The passing sands of time have made the relationship between Rwanda and Uganda difficult. What was hoped to be a short stint of resolvable matters has now morphed into a bigger, deeper and wider face-off.
Each week, fresh revelations have exposed the real play behind curtains in the theatre of relations between what many call ‘brotherly states’.
It has left, for the citizens on both sides, a tonne of questions and for Ugandans mostly, a tonne of unanswered ones.
I want to be able to speak brazenly, in this column, about the stand-off.
And perhaps start there. That calling it a ‘stand-off’ is very reductionist in and of itself. The dictionary reserves ‘stand-off’ for situations in an argument where agreement does not seem possible.

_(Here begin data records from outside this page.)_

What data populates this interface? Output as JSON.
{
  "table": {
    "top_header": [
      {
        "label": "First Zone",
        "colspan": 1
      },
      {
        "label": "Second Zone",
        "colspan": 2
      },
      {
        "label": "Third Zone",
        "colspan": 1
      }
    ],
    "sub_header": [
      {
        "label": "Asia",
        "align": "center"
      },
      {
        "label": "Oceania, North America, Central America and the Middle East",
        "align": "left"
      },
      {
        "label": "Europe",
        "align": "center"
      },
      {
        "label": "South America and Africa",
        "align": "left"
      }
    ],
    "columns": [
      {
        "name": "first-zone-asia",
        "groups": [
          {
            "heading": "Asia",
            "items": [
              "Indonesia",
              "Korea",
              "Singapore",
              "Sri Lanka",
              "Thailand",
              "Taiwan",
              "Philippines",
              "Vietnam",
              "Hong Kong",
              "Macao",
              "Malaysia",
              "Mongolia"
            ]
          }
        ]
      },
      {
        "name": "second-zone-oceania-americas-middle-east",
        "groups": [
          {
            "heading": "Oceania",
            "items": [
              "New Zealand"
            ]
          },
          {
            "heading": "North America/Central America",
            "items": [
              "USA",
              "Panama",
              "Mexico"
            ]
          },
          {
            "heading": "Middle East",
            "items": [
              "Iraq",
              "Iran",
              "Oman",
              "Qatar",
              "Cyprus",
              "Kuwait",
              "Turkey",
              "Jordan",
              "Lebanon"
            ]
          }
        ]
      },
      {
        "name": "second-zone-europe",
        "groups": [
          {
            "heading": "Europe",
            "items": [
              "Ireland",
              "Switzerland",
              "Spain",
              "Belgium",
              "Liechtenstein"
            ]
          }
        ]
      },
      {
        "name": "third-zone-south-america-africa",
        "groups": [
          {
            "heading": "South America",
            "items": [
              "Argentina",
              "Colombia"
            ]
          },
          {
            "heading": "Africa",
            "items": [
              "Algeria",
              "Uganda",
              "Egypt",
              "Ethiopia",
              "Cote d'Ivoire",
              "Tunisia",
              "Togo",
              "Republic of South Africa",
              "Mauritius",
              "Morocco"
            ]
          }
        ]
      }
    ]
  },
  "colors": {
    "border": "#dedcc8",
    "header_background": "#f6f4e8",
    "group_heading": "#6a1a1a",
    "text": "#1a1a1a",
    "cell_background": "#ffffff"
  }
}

In the Rwanda-Uganda case, the ‘issues’ seem resolvable, both heads of state have confirmed as much, and yet, like a stench that won’t go away, they remain plastered on the cracks of the two countries.
Uganda accuses Rwanda of infiltration of it’s key security agencies. Officials from Uganda haven’t elaborated much on this but what they mean, and this is from my gathering from different sources, is that Rwandan security officials had direct and indirect contact with key strategic security bosses in the Ugandan establishment who often offered information outside of the state established systems. I’m also aware that through routine security reshuffles many of the people whom Uganda had core evidence on for this purpose have since been removed or reassigned.
That first allegation provides ‘basis’ for the second issue of the ‘stand-off’
That of arrested Rwandans.
Uganda maintains that the arrested Rwandans, a number not clear, were ‘infiltrators’ into the Ugandan security establishment. That would place them in the direct line of espionage charges – which haven’t been preferred. It is however the nature of the state, in high profile cases, to take long in arriving at charges or even prosecute them to logical conclusion so the very nature of the state might frustrate talks.
Rwanda however insists the arrested are citizens who were on regular travel to Uganda. In July, the Rwandan government provided a list of 40 people whom they said were in Ugandan detention. Uganda promised and committed to verifying the list. It still, to date, remains a sticking issue.
To note it’s seriousness, Rwanda released a travel advisory warning Rwandans over traveling to Uganda. Rwanda has also closed it’s closest border in Gatuna as an effect of the hostilities.
Rwanda has accused Uganda of meeting with and being linked to groups hostile to the establishment in Kigali – and Rwandan people. These groups are the FDLR & RNC. The meetings, they say, have been so high up as to include the head of state. An allegation that Museveni confirmed in a letter but proceeded to add that the meeting was ‘accidental’ and that in that meeting he declined to support the RNC.
This reason, atleast by press reports of sites linked to the Rwandan establishment has not been believed. It will also hardly get believability. Just like in the same vein, all explanations from Rwanda about infiltration of Uganda’s security will not be believed.
The climate of trust amongst the two heads of state – and now by extension, their officials – has broken down to near irretrievable levels. You could see it in Munyonyo as the two ministers addressed the press after hours of talks.
A public onslaught of propaganda championed through news sites in both Uganda and Rwanda has taken root. Both countries have blocked access to news sites that carry this propaganda in their countries which leaves the primary beneficiary of it as the citizens. Each passing day, more and more citizens get radicalized with partial truths, untruths and even brazen lies.
To fix this will be a tall order but surely, nothing in the long or short run benefits either country by having a hostile atmosphere. My firm belief, as is for many that cannot speak, is that a quick amicable resolution of this conflict is the best outcome amongst all other outcomes and pursuing it, however hard it may look like now, is the most logical and beneficial route to take.